Michael O.

I don't know, maybe I'm ready. I found this lesson opening me up about character, opening up the possibilities. Quite a release for the moment, like a flower bud blooming. This felt real, significant, sincere. I believe this will help with next step(s) of creating character. Thanks.

Deb L.

In the notes I clicked on "CRITIQUE — CHARACTER ASSIGNMENT." I clicked on this link and went to an "After Hours" section. I expected to see a video title that said, " CRITIQUE — CHARACTER ASSIGNMENT" or something that indicates it's about creating character....but I didn't see it. What am I missing?

Natalie D.

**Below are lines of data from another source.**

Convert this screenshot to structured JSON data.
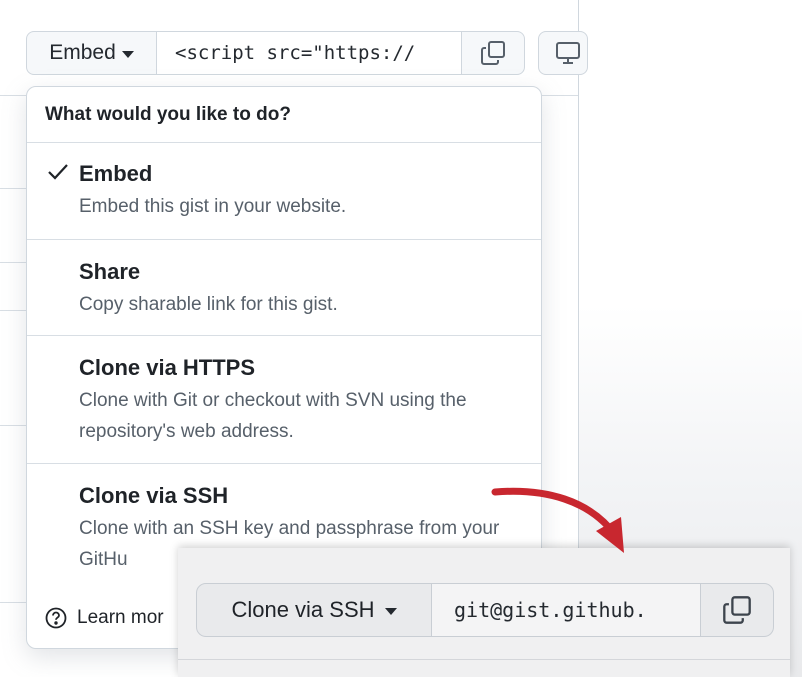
{
  "toolbar": {
    "embed_label": "Embed",
    "url_value": "<script src=\"https://",
    "copy_icon": "copy-icon",
    "desktop_icon": "desktop-icon"
  },
  "menu": {
    "header": "What would you like to do?",
    "items": [
      {
        "title": "Embed",
        "desc": "Embed this gist in your website.",
        "selected": true
      },
      {
        "title": "Share",
        "desc": "Copy sharable link for this gist.",
        "selected": false
      },
      {
        "title": "Clone via HTTPS",
        "desc": "Clone with Git or checkout with SVN using the repository's web address.",
        "selected": false
      },
      {
        "title": "Clone via SSH",
        "desc": "Clone with an SSH key and passphrase from your GitHu",
        "selected": false
      }
    ],
    "footer_label": "Learn mor"
  },
  "inset": {
    "button_label": "Clone via SSH",
    "field_value": "git@gist.github."
  },
  "colors": {
    "arrow": "#c8272f",
    "border": "#d0d7de",
    "muted_text": "#57606a"
  }
}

This is an outline for a current character I have. I've marked the 3 I kept with **. 1. 6’2”, Blonde with green eyes, Knows he’s attractive. 2. **Resentful of his hippie parents for abandoning him and his little brother. 3. Likes to push the rules if he thinks his end results will be favorable. 4. **Enjoys not fitting the FBI mold. 5. Loves working for the FBI. 6. Admires his boss, Cole, but gives him a lot of grief at work. 7. Good relationship with his younger brother. 8. Raised by his maternal grandparents from age 8. 9. Works on the side with an agency that trains police dogs. 10. Adopted a dog that failed out of the program for being too timid, named Loki. 11. Likes playing the field and being single. 12. Loves a good stout. 13. Works out regularly. 14. Falls hard when he does fall for someone. 15. Keeps a secret stash of gummy candy at his desk. 16. **Especially good at undercover work because he’s a good liar, but he hates being lied to. 17. Expert marksman. 18. Sarcastic. 19. San Francisco Giants fan. 20. Hides his early childhood in a hippie commune from most people he knows, and introduces his grandparents as his parents.

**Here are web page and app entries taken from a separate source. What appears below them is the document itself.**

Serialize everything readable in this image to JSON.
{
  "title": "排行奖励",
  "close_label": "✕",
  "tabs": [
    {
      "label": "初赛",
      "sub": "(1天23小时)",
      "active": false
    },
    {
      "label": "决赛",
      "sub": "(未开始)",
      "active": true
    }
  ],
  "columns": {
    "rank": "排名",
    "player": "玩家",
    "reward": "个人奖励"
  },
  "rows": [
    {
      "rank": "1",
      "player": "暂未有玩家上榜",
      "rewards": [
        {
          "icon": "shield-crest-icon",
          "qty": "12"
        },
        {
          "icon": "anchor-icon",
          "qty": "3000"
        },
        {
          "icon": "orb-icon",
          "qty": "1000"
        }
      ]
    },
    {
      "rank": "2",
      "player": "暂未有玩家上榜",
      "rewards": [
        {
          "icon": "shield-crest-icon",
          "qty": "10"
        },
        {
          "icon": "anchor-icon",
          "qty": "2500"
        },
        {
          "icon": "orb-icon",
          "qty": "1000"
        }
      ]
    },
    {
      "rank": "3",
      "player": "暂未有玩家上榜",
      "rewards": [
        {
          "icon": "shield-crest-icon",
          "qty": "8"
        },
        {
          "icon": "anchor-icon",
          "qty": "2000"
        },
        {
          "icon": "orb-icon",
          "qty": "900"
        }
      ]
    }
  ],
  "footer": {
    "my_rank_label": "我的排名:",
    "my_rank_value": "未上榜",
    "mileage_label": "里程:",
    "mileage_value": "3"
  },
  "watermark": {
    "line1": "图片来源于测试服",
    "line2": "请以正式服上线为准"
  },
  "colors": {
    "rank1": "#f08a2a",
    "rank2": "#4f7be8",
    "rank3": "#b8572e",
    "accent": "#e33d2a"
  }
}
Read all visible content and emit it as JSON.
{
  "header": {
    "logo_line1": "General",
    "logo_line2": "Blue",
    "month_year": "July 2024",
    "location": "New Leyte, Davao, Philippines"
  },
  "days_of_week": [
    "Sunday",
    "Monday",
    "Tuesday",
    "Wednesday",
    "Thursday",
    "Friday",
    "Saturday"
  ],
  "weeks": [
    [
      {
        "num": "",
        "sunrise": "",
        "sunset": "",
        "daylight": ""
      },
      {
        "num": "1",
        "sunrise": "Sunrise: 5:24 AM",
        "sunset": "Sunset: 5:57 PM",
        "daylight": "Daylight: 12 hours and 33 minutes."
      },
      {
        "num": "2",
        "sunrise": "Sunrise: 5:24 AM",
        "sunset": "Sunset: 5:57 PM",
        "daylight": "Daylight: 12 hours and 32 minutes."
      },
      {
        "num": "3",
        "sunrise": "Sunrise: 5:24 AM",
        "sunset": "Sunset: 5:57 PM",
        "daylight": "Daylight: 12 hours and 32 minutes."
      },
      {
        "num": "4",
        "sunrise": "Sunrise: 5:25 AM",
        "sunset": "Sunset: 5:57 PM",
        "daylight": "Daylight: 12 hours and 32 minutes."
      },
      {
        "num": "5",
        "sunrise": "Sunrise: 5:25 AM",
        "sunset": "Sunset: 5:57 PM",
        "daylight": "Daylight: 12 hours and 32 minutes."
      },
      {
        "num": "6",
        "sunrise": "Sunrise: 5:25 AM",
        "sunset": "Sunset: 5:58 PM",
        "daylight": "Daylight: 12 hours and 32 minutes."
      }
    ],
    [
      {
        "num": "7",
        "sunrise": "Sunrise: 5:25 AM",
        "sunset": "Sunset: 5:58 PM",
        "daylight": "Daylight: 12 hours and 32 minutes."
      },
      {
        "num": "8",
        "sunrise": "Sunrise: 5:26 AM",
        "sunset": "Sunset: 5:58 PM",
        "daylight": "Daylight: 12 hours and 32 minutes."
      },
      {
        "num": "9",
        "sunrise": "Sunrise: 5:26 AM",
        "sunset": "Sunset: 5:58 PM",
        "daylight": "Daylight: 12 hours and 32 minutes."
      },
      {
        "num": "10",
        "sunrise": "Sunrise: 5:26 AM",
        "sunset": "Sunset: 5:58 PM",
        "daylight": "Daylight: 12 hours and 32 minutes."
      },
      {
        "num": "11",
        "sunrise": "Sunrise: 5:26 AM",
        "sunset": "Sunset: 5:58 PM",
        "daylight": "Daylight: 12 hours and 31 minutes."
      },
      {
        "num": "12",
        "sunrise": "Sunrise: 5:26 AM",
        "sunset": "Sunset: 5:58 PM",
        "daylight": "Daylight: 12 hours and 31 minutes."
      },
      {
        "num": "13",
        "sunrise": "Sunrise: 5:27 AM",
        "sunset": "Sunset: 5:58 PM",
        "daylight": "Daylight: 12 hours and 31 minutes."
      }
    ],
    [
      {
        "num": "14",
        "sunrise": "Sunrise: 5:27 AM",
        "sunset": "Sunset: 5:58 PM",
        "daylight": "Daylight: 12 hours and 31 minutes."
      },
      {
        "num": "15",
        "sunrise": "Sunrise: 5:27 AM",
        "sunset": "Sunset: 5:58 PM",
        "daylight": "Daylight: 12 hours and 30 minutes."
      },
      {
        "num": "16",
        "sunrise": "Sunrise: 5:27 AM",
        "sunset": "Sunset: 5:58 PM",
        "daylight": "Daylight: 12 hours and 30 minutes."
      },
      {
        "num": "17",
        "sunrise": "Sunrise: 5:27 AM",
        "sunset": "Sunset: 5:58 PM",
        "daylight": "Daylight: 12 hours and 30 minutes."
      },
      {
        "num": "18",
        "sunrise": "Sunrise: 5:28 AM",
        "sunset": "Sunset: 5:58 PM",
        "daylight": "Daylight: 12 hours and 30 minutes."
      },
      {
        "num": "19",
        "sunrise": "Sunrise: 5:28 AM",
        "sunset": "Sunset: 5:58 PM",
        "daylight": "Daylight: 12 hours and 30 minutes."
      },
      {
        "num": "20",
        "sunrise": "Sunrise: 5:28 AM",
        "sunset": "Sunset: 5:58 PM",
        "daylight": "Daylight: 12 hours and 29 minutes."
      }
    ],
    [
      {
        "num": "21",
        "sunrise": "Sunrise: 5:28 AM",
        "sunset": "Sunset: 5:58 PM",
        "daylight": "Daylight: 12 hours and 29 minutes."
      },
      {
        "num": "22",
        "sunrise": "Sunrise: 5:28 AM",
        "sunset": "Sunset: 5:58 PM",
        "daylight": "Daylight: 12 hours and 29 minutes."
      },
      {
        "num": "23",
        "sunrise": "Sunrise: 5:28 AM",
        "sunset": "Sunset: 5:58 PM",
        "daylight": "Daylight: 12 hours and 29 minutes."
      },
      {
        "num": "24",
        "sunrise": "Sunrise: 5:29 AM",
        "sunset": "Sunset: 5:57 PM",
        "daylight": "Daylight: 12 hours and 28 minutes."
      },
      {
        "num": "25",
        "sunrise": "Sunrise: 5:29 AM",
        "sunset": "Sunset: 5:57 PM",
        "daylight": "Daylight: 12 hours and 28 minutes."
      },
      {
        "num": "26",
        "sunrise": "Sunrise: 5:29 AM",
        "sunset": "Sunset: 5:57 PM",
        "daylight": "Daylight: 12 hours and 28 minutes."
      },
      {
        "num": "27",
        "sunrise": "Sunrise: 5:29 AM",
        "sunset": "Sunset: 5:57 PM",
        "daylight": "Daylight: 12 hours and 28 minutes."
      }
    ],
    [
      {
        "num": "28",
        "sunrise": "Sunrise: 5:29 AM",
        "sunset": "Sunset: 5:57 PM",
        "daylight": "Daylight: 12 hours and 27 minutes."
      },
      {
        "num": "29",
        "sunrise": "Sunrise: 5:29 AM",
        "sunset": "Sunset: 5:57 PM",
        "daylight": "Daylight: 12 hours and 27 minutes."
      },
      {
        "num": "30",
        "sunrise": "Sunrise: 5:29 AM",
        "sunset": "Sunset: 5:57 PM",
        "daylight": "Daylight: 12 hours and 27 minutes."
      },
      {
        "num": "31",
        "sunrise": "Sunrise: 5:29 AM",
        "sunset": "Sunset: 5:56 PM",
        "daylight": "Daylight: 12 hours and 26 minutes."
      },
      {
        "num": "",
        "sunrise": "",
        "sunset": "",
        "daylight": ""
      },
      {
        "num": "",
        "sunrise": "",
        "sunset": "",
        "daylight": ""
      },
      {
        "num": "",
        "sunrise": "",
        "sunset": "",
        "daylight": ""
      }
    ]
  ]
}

Bridget M.

This lesson is especially helpful to me. Creating a story line comes easier for me than crafting the characters. For months I've been struggling with my main character because even I feel like I don't know her well - how will readers? I think it's even more challenging since it's a middle grade novel with a 13 year old protagonist. I teach middle schoolers, so it shouldn't be this difficult to nail this character's attributes (devastated, anxious, hopeful/adaptable), but I feel like I'm failing big time. Any suggestions? I've made the list of attributes, but it's like I can't get inside her head.

A fellow student

My character: Average Always seeking to be special Determined by the loss of his parents